A couple of years ago, inventor and AAC reader Antoni Campins was kind enough to send us one of his AnchorWitch fouled anchor retrieval devices.
I have to admit that I was sceptical. There are several devices around that purport to allow you to retrieve a fouled anchor but I have always thought that they were solutions looking for a problem.
After all, in some fifty years of anchoring (I started early) I have never lost an anchor due to fouling. Sure I have had anchors foul on several occasions, but I have always managed to get them free, and that without use of a trip line.
However, we have undoubtedly been lucky in this regard. Luck that is probably augmented by our propensity to cruise remote places where manmade junk on the bottom—the most common thing to foul an anchor—is rare.
Having said all that, I have often thought about what a bummer it would be to lose our best bower (main anchor) to a snag, and probably a good chunk of chain with it—probably a cruise ender.
Therefore we have, when we thought the risk of fouling was substantial, rigged a trip line. A less than perfect answer since trip lines are a pain in the neck to use and because of that, we rarely rig one. And, of course, this rare use reduces the chances that we will have one rigged when we really need it, probably to near zero.
The Ideal Solution
So, given the above, it does not take a genius to figure out that the best solution is one that is so easy to use that we will always do so.
And Antoni has come pretty close to this ideal with his AnchorWitch.
How It Works
I could burden you with a multi-paragraph description of the device. But let’s not. The video below does a much better job of explaining it than I would.
This is a nicely built piece of kit. And despite the fact that Morgan’s Cloud and her gear are at the high end of what the AnchorWitch is designed to deal with, I am confident that it could withstand the loads that we would exert on it in a real fouling situation.
Living With AnchorWitch
I made clear to Antoni, right from the start, that we would not tolerate a piece of gear that obstructed anchor deployment or retrieval, or that required us to baby it to avoid damage. And the first iteration failed this test because the hook that attached the wire to the chain quickly got bent by being crushed between the chain and roller.
However, instead of blaming us, as many manufacturers would, Antoni went back to the drawing board and, at the beginning of the 2012 season, sent us a much more beefy and simpler attachment device that seems to be holding up well, although I would still recommend carrying a spare.
We do have to be a careful to make sure that the wire and float are properly positioned on the roller before deployment.
In summary, we had the AnchorWitch installed for five months and some 40 anchoring and retrievals this year, with only a little aggravation.

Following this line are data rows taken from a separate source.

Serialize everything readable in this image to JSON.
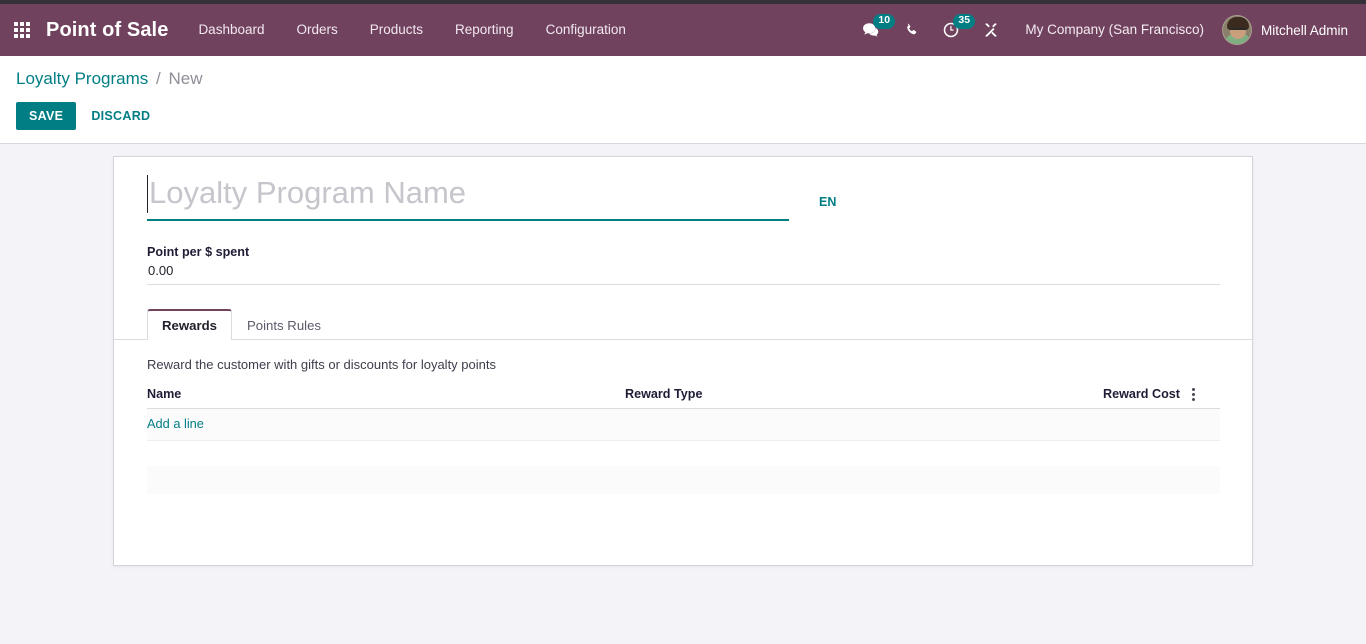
{
  "navbar": {
    "apps_icon": "apps-grid-icon",
    "brand": "Point of Sale",
    "menu": [
      {
        "label": "Dashboard"
      },
      {
        "label": "Orders"
      },
      {
        "label": "Products"
      },
      {
        "label": "Reporting"
      },
      {
        "label": "Configuration"
      }
    ],
    "icons": [
      {
        "name": "messages-icon",
        "badge": "10"
      },
      {
        "name": "phone-icon",
        "badge": ""
      },
      {
        "name": "activities-clock-icon",
        "badge": "35"
      },
      {
        "name": "developer-tools-wrench-icon",
        "badge": ""
      }
    ],
    "company": "My Company (San Francisco)",
    "user": "Mitchell Admin",
    "accent_color": "#71425e",
    "badge_color": "#017e84"
  },
  "control_panel": {
    "breadcrumb_root": "Loyalty Programs",
    "breadcrumb_separator": "/",
    "breadcrumb_current": "New",
    "save_label": "SAVE",
    "discard_label": "DISCARD",
    "primary_color": "#017e84"
  },
  "form": {
    "name_field": {
      "value": "",
      "placeholder": "Loyalty Program Name"
    },
    "language_tag": "EN",
    "points_field": {
      "label": "Point per $ spent",
      "value": "0.00"
    }
  },
  "notebook": {
    "tabs": [
      {
        "label": "Rewards",
        "active": true
      },
      {
        "label": "Points Rules",
        "active": false
      }
    ],
    "rewards_pane": {
      "hint": "Reward the customer with gifts or discounts for loyalty points",
      "columns": [
        "Name",
        "Reward Type",
        "Reward Cost"
      ],
      "optional_columns_icon": "kebab-menu-icon",
      "rows": [],
      "add_line_label": "Add a line"
    }
  }
}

We only did one test retrieval, but we made it a hard one by experimenting in 70-feet of water. Like most things in this life, getting the device to slide down the chain and engage the retrieval wire wasn’t as easy as the video makes it look.
But, then again, after a bit of messing about, and three failures in which the device fell off the chain without engaging the retrieval wire, we were finally rewarded with success and up came our 120-pound SPADE with the retrieval device securely attached to the crown via the wire that had been successfully disengaged from the chain.
We learned a few things during this process:
- Don’t pull the chain up hard so it is near vertical, as you logically would if fouled, prior to deployment of the retrieval device. It seems to work better with the chain making about a 60-degree angle with the bottom.
- We also found that engaging the engine at idle in reverse, to pull some of the catenary out of the chain, helped.
- Make sure you use a good strong retrieval line since in a real-world retrieval situation you could end up loading it pretty heavily.
- Adding a light wire-tie to hold the retrieval device together, as shown in the instructions, would probably have been a good idea, particularly since we were operating in such deep water.
Limitations and Drawbacks
There are a few limitations with the AnchorWitch:
- Although this has not happened to us, the wire and float, which are designed to be permanently attached to the anchor and chain, could foul something on deck during an emergency deployment of the anchor, thereby making an already bad situation worse.
- We tried using the AnchorWitch in Greenland in 2011, but quickly removed it because it became fouled with the kelp that is common in the high latitudes, both making it harder to clear the anchor and unlikely that it would have worked anyway.
- If your chain gets fouled under something, more common than you might think, the AnchorWitch is probably not going to help you. This is about the only situation I can think of where a trip line wins out.
- If you have a very short distance between the attachment point of your anchor and your windlass wildcat—less than 12-inches (30 cm)—AnchorWitch won’t work; and the longer that distance, the better.
Is the AnchorWitch Worth Buying?
On balance, I would say that an AnchorWitch is a worthwhile device to spend your hard earned cash on, particularly if you often anchor in places with a lot of man-made junk on the bottom.
And that is high praise indeed coming from me, a person who is not big on gadgets and who values simplicity, particularly around mission critical systems like the anchor, above all else.
Antoni provided our AnchorWitch free of charge and we get to keep it after testing and he is a sponsor of this site.